Mobile apps provide a handy way to update your home inventory on an ongoing basis, as you buy new goods throughout the year. Whenever you make a notable purchase, snap a picture of the item and the receipt right away.

Manual Records If you’re not a smartphone user, or you just prefer the tangible nature of paper records, you might like the home inventory checklist from the National Association of Insurance Commissioners. This printable form helps walk you through the main rooms of your house and includes reminders for miscellaneous items you’ll want to record.

Whichever method you choose, remember to make copies and store them offside, in the cloud, in a safe- deposit box, or with a trusted friend. You don’t want your only records kept on a computer or phone that could be stolen or lost. An up-to-date home inventory makes the claims process faster and can provide the verification your insurance company may require for certain high-value items.

Contact our agency for more details.


Written by: Secura Insurance Company December 29, 2016
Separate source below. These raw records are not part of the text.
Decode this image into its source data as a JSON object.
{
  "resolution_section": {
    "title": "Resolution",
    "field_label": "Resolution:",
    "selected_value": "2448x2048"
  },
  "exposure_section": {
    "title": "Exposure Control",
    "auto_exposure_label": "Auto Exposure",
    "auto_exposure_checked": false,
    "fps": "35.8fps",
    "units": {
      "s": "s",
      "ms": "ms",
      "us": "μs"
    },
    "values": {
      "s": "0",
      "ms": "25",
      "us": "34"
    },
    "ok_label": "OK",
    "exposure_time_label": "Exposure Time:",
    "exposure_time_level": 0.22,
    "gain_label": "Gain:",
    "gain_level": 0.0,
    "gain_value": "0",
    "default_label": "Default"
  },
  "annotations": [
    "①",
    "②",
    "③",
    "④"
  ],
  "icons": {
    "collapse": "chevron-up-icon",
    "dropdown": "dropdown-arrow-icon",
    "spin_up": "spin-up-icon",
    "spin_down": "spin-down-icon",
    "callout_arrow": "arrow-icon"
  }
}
Deer Crash

Fall in Wisconsin…It’s the time of year when deer are in rut and hunting season is upon us.   Statistically, October and November have the highest number of reported deer hits.  That means you need to exercise extra caution while driving.

Hitting a deer can be very expensive, causing a repair bill for your vehicle and possibly higher insurance premiums. According to the Wisconsin Department of Transportation in 2015 there were 19,976 reported cases of deer vs. vehicle accidents.  In 2014 there were 10 fatalities and 410 people injured in deer related accidents.

Wondering if you have coverage for deer hits? If you have comprehensive (also referred to as, other than collision) coverage on your auto policy that will provide coverage for deer hits.  This may be subject to a deductible, and is an optional coverage.

We encourage you to take extra caution when driving in the next couple of months. Below are a few tips:

  • Deer are most active in the early morning and evening hours.
  • Most deer crashes occur in rural areas.
  • Deer crossing signs are posted for a reason. They are placed in areas where deer are commonly seen, or areas where incidents have been reported.
  • Scan the roadsides for deer, and if you see a deer slow down and be sure to keep an eye out because there may be more coming.
  • NEVER SWERVE. Better to hit the deer than lose control of your vehicle.
  • If you want to keep the carcass, Contact the local police or the DNR before leaving the scene with it.

Just a reminder, if you swerve to miss the deer, and end up going in the ditch or hit another vehicle you have now gone from having a comprehensive claim to having a collision claim.   Your collision deductible may be higher, and the incident would now be considered an at fault accident. This could result in a higher insurance premium than hitting a deer would have.